The rider animations don't look quite as good, but they do include an array of movements that capture the essence of motorcycle racing. For example, computer-controlled riders will constantly twist their heads sideways to take a look at the rest of the pack after each turn or shake their fists in anger after being cut off. In the first-person perspective, your rider's hand will twist progressively downward as you feed the throttle, and his left will work the clutch every time you shift gears. The realistic animations, coupled with the game's crisp graphics, result in replays that are the closest a racing game has ever come to rendering TV-quality visuals on the PC.
There's no soundtrack of any kind during races in Superbike 2000, and the sporadic commentary from the game's British announcer comes only during the start of each race and after a crash. However, the engine noises and exhaust notes have all been sampled from real-world bikes and don't ever become overly annoying as is common in some racing games.

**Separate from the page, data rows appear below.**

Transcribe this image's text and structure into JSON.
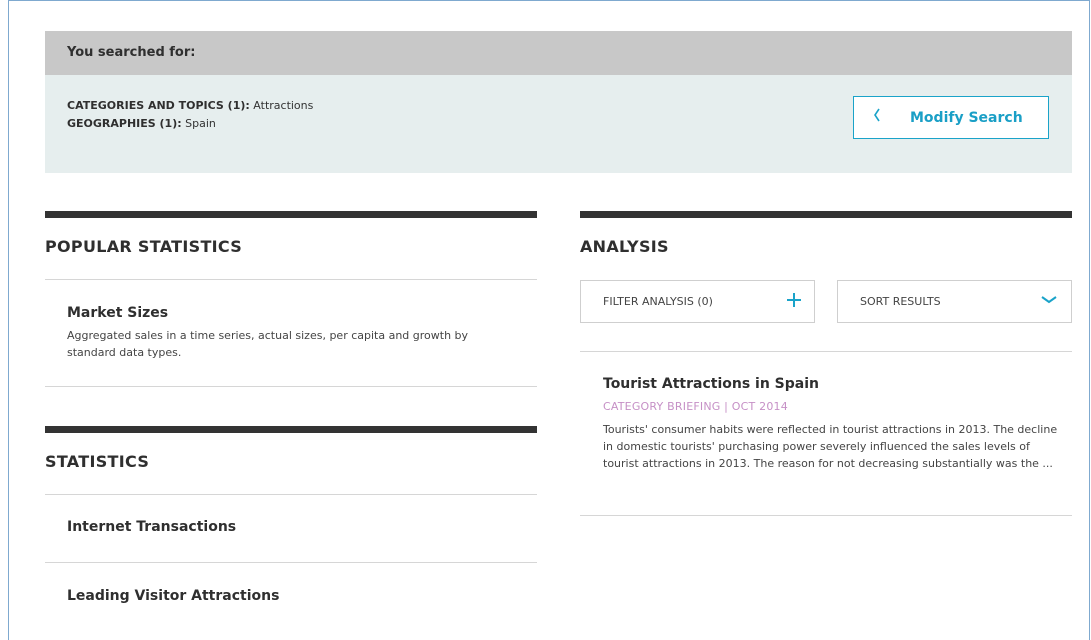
{
  "search": {
    "header": "You searched for:",
    "categories_label": "CATEGORIES AND TOPICS (1):",
    "categories_value": "Attractions",
    "geographies_label": "GEOGRAPHIES (1):",
    "geographies_value": "Spain",
    "modify_label": "Modify Search",
    "modify_icon": "chevron-left-icon"
  },
  "popular": {
    "heading": "POPULAR STATISTICS",
    "items": [
      {
        "title": "Market Sizes",
        "description": "Aggregated sales in a time series, actual sizes, per capita and growth by standard data types."
      }
    ]
  },
  "statistics": {
    "heading": "STATISTICS",
    "items": [
      {
        "title": "Internet Transactions"
      },
      {
        "title": "Leading Visitor Attractions"
      }
    ]
  },
  "analysis": {
    "heading": "ANALYSIS",
    "filter_label": "FILTER ANALYSIS (0)",
    "filter_icon": "plus-icon",
    "sort_label": "SORT RESULTS",
    "sort_icon": "chevron-down-icon",
    "results": [
      {
        "title": "Tourist Attractions in Spain",
        "meta": "CATEGORY BRIEFING | OCT 2014",
        "snippet": "Tourists' consumer habits were reflected in tourist attractions in 2013. The decline in domestic tourists' purchasing power severely influenced the sales levels of tourist attractions in 2013. The reason for not decreasing substantially was the ..."
      }
    ]
  },
  "colors": {
    "accent": "#1aa3c9",
    "meta": "#c690c6",
    "panel": "#e6eeee",
    "panel_header": "#c8c8c8"
  }
}
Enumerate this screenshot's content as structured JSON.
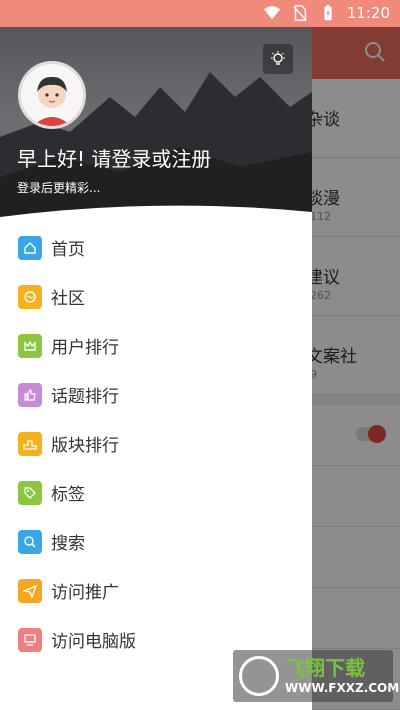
{
  "status_bar": {
    "time": "11:20"
  },
  "background": {
    "items": [
      {
        "title": "杂谈",
        "sub": ""
      },
      {
        "title": "谈漫",
        "sub": "112"
      },
      {
        "title": "建议",
        "sub": "262"
      },
      {
        "title": "文案社",
        "sub": "9"
      }
    ]
  },
  "drawer": {
    "greeting": "早上好! 请登录或注册",
    "subtext": "登录后更精彩...",
    "menu": [
      {
        "label": "首页",
        "color": "#3aa6e8"
      },
      {
        "label": "社区",
        "color": "#f5b21e"
      },
      {
        "label": "用户排行",
        "color": "#8cc63f"
      },
      {
        "label": "话题排行",
        "color": "#c58bd6"
      },
      {
        "label": "版块排行",
        "color": "#f5b21e"
      },
      {
        "label": "标签",
        "color": "#8cc63f"
      },
      {
        "label": "搜索",
        "color": "#3aa6e8"
      },
      {
        "label": "访问推广",
        "color": "#f5a623"
      },
      {
        "label": "访问电脑版",
        "color": "#f08080"
      }
    ]
  },
  "watermark": {
    "brand": "飞翔下载",
    "url": "WWW.FXXZ.COM"
  },
  "colors": {
    "status_bar": "#f08a7a",
    "app_bar": "#ee6e5f"
  }
}
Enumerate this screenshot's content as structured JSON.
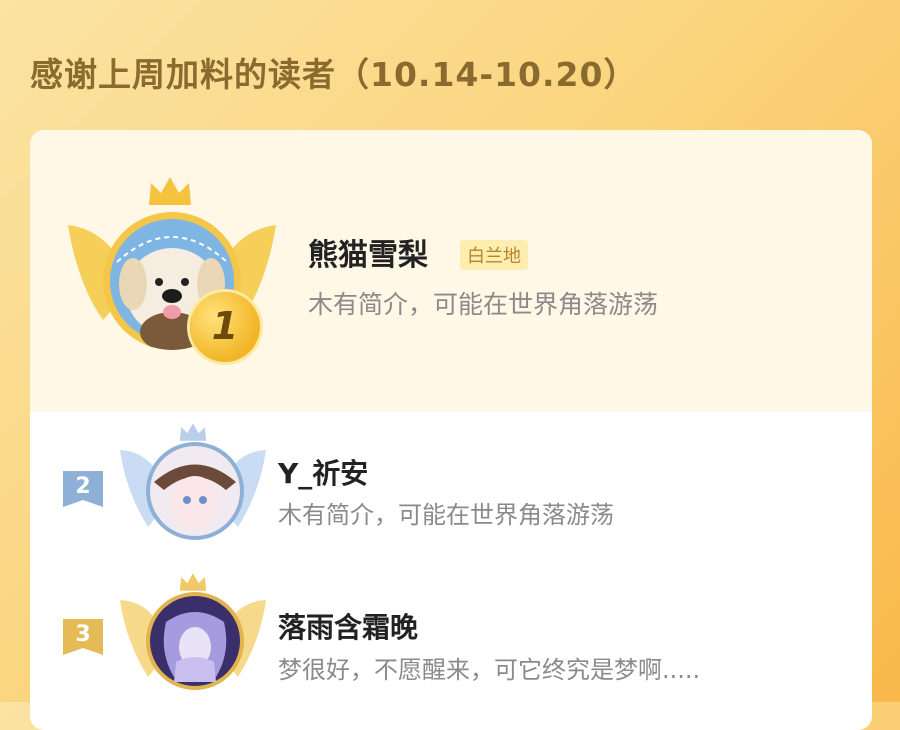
{
  "header": {
    "title": "感谢上周加料的读者（10.14-10.20）"
  },
  "ranking": [
    {
      "rank": "1",
      "name": "熊猫雪梨",
      "badge": "白兰地",
      "bio": "木有简介，可能在世界角落游荡"
    },
    {
      "rank": "2",
      "name": "Y_祈安",
      "bio": "木有简介，可能在世界角落游荡"
    },
    {
      "rank": "3",
      "name": "落雨含霜晚",
      "bio": "梦很好，不愿醒来，可它终究是梦啊....."
    }
  ],
  "colors": {
    "gold": "#f2b527",
    "silver": "#8fb0d6",
    "bronze": "#e5bb57",
    "accent_text": "#8a6a2e"
  }
}
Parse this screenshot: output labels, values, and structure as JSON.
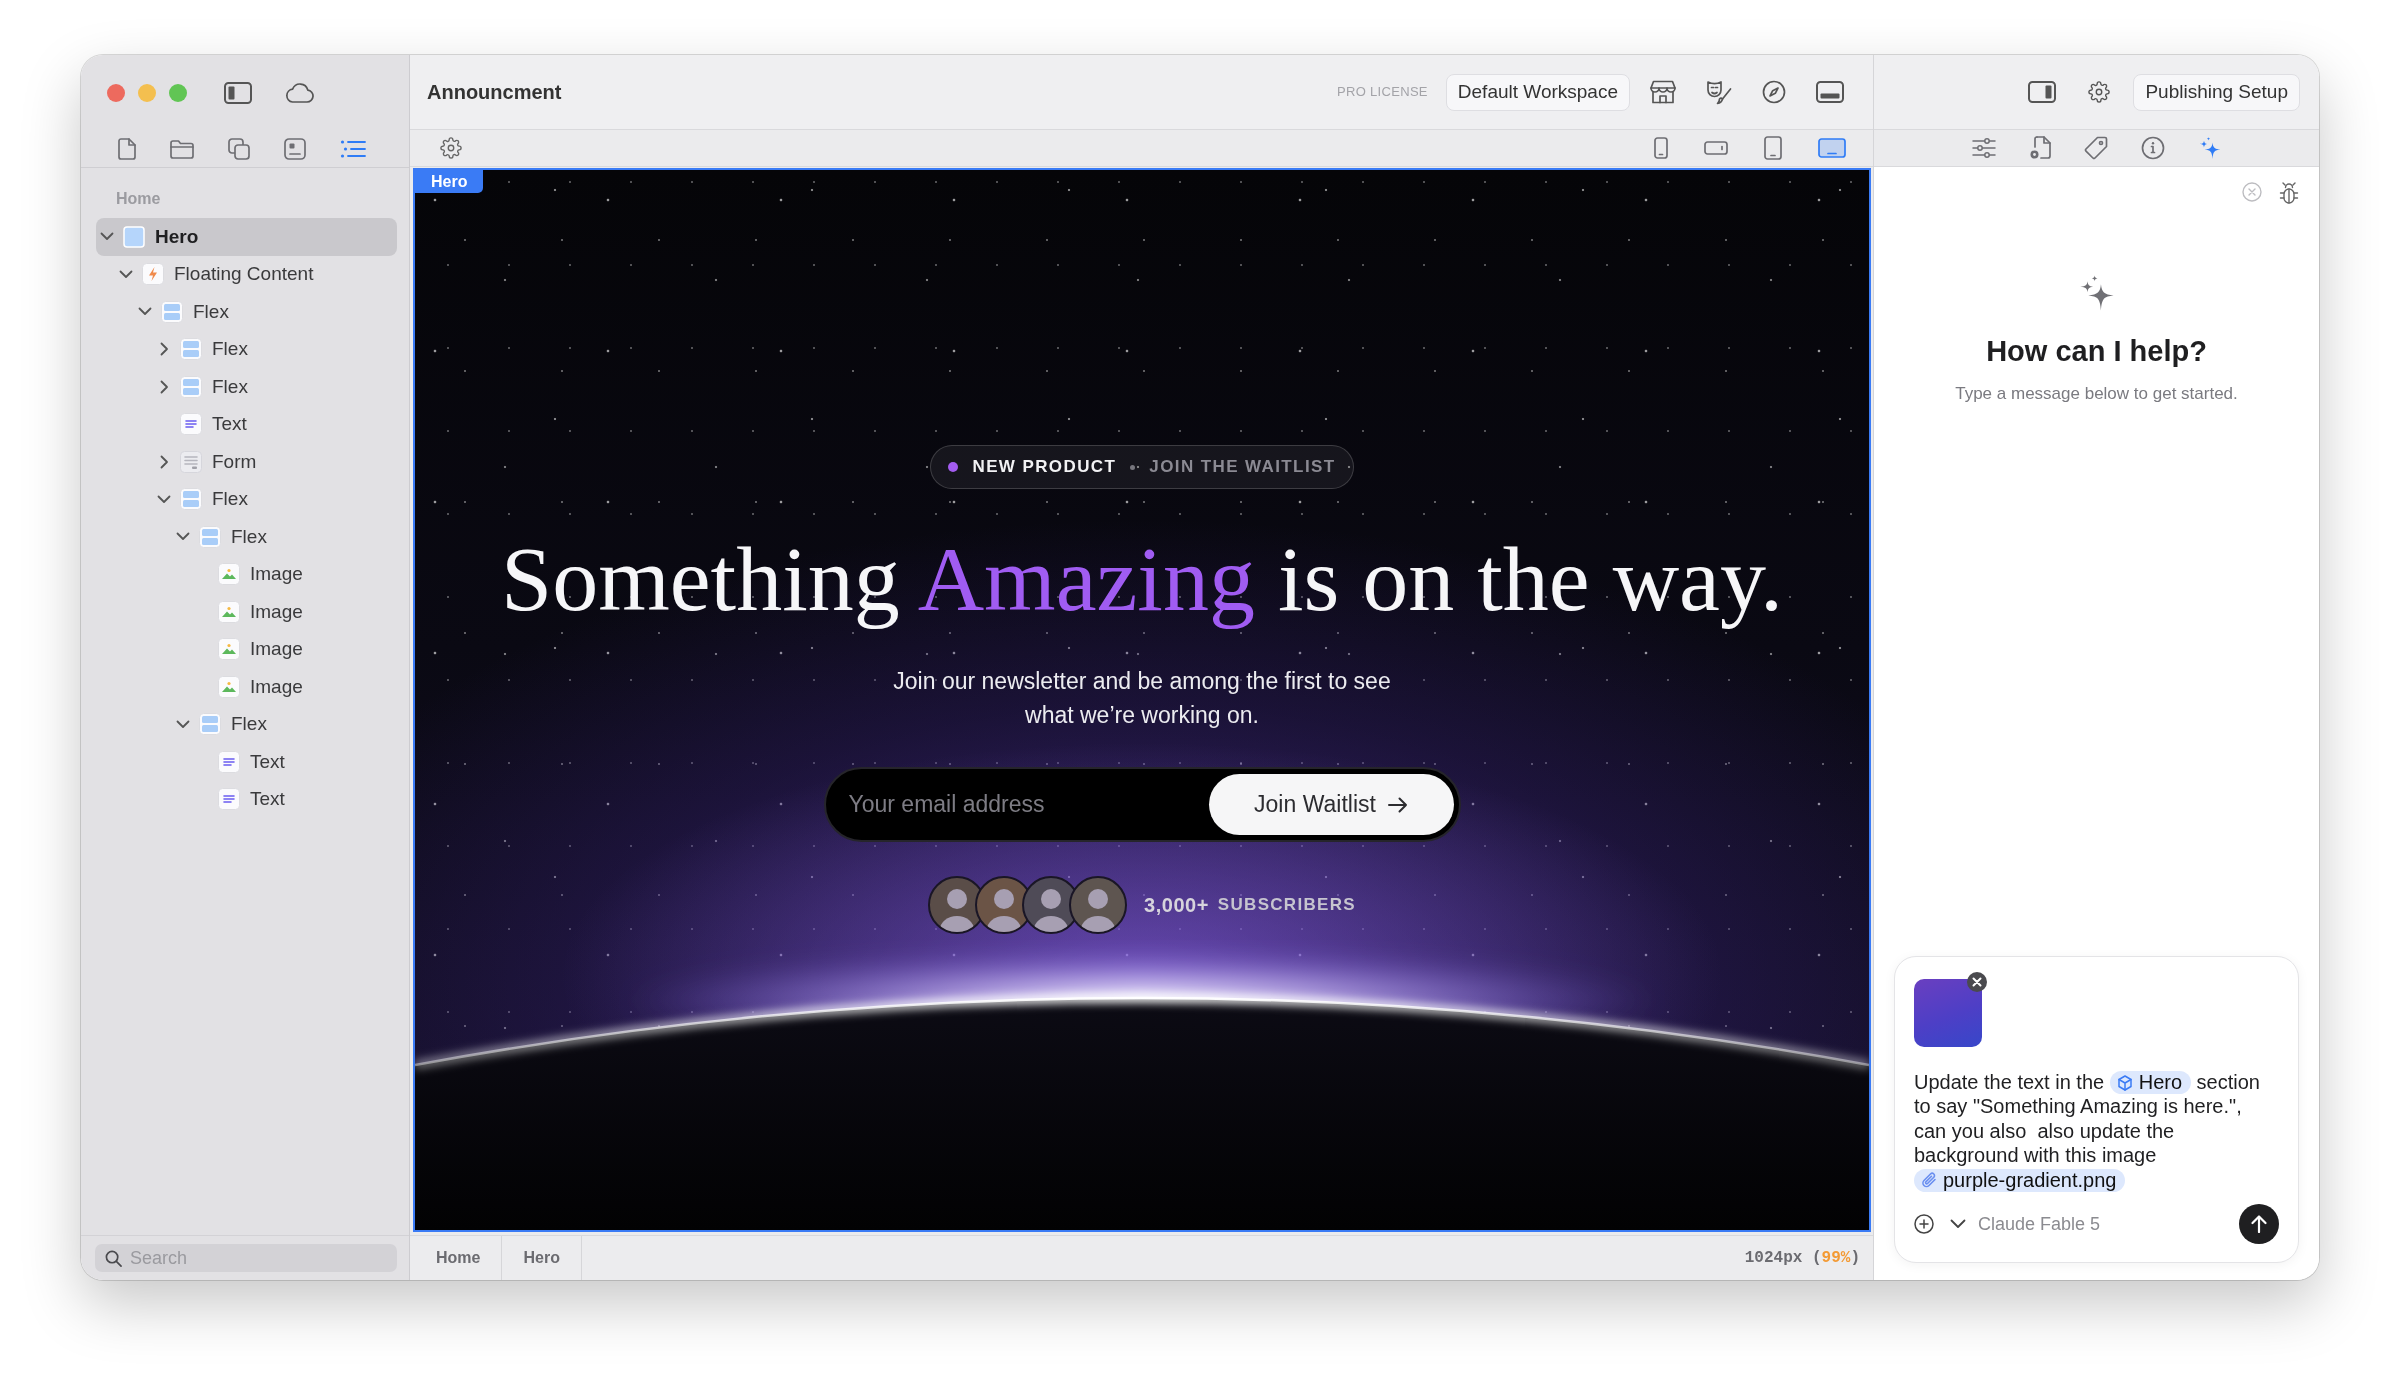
{
  "window": {
    "title": "Announcment",
    "license": "PRO LICENSE",
    "workspace": "Default Workspace"
  },
  "sidebar": {
    "tabs": [
      {
        "kind": "page",
        "selected": false
      },
      {
        "kind": "folder",
        "selected": false
      },
      {
        "kind": "copies",
        "selected": false
      },
      {
        "kind": "media",
        "selected": false
      },
      {
        "kind": "layers",
        "selected": true
      }
    ],
    "page_label": "Home",
    "tree": [
      {
        "label": "Hero",
        "kind": "section",
        "expanded": true,
        "selected": true,
        "children": [
          {
            "label": "Floating Content",
            "kind": "component",
            "expanded": true,
            "selected": false,
            "children": [
              {
                "label": "Flex",
                "kind": "flex",
                "expanded": true,
                "selected": false,
                "children": [
                  {
                    "label": "Flex",
                    "kind": "flex",
                    "expanded": false,
                    "selected": false
                  },
                  {
                    "label": "Flex",
                    "kind": "flex",
                    "expanded": false,
                    "selected": false
                  },
                  {
                    "label": "Text",
                    "kind": "text",
                    "selected": false
                  },
                  {
                    "label": "Form",
                    "kind": "form",
                    "expanded": false,
                    "selected": false
                  },
                  {
                    "label": "Flex",
                    "kind": "flex",
                    "expanded": true,
                    "selected": false,
                    "children": [
                      {
                        "label": "Flex",
                        "kind": "flex",
                        "expanded": true,
                        "selected": false,
                        "children": [
                          {
                            "label": "Image",
                            "kind": "image",
                            "selected": false
                          },
                          {
                            "label": "Image",
                            "kind": "image",
                            "selected": false
                          },
                          {
                            "label": "Image",
                            "kind": "image",
                            "selected": false
                          },
                          {
                            "label": "Image",
                            "kind": "image",
                            "selected": false
                          }
                        ]
                      },
                      {
                        "label": "Flex",
                        "kind": "flex",
                        "expanded": true,
                        "selected": false,
                        "children": [
                          {
                            "label": "Text",
                            "kind": "text",
                            "selected": false
                          },
                          {
                            "label": "Text",
                            "kind": "text",
                            "selected": false
                          }
                        ]
                      }
                    ]
                  }
                ]
              }
            ]
          }
        ]
      }
    ],
    "search": {
      "placeholder": "Search"
    }
  },
  "toolbar": {
    "devices": [
      {
        "kind": "phone",
        "selected": false
      },
      {
        "kind": "phone-landscape",
        "selected": false
      },
      {
        "kind": "tablet",
        "selected": false
      },
      {
        "kind": "desktop",
        "selected": true
      }
    ]
  },
  "canvas": {
    "selection_label": "Hero",
    "badge": {
      "primary": "NEW PRODUCT",
      "secondary": "JOIN THE WAITLIST"
    },
    "heading": [
      {
        "text": "Something ",
        "accent": false
      },
      {
        "text": "Amazing",
        "accent": true
      },
      {
        "text": " is on the way.",
        "accent": false
      }
    ],
    "subtitle": "Join our newsletter and be among the first to see what we’re working on.",
    "email_field": {
      "placeholder": "Your email address"
    },
    "submit_button": "Join Waitlist",
    "subscribers": {
      "count": "3,000+",
      "label": "SUBSCRIBERS"
    }
  },
  "status_bar": {
    "breadcrumbs": [
      "Home",
      "Hero"
    ],
    "readout": [
      {
        "text": "1024px (",
        "accent": false
      },
      {
        "text": "99%",
        "accent": true
      },
      {
        "text": ")",
        "accent": false
      }
    ]
  },
  "inspector": {
    "publish_button": "Publishing Setup",
    "tabs": [
      {
        "kind": "sliders",
        "selected": false
      },
      {
        "kind": "doc-gear",
        "selected": false
      },
      {
        "kind": "tag",
        "selected": false
      },
      {
        "kind": "info",
        "selected": false
      },
      {
        "kind": "sparkle",
        "selected": true
      }
    ],
    "assistant": {
      "title": "How can I help?",
      "subtitle": "Type a message below to get started.",
      "composer": {
        "message": [
          {
            "kind": "text",
            "text": "Update the text in the "
          },
          {
            "kind": "mention",
            "text": "Hero"
          },
          {
            "kind": "text",
            "text": " section to say \"Something Amazing is here.\", can you also  also update the background with this image "
          },
          {
            "kind": "file",
            "text": "purple-gradient.png"
          }
        ],
        "model": "Claude Fable 5"
      }
    }
  }
}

Both visually and technically, Superbike 2000 is an accurate representation of SBK racing that will appeal to novice and expert racers alike. Once you get past the learning curve, you'll find Superbike 2000 to be one of the most realistic racing games to date.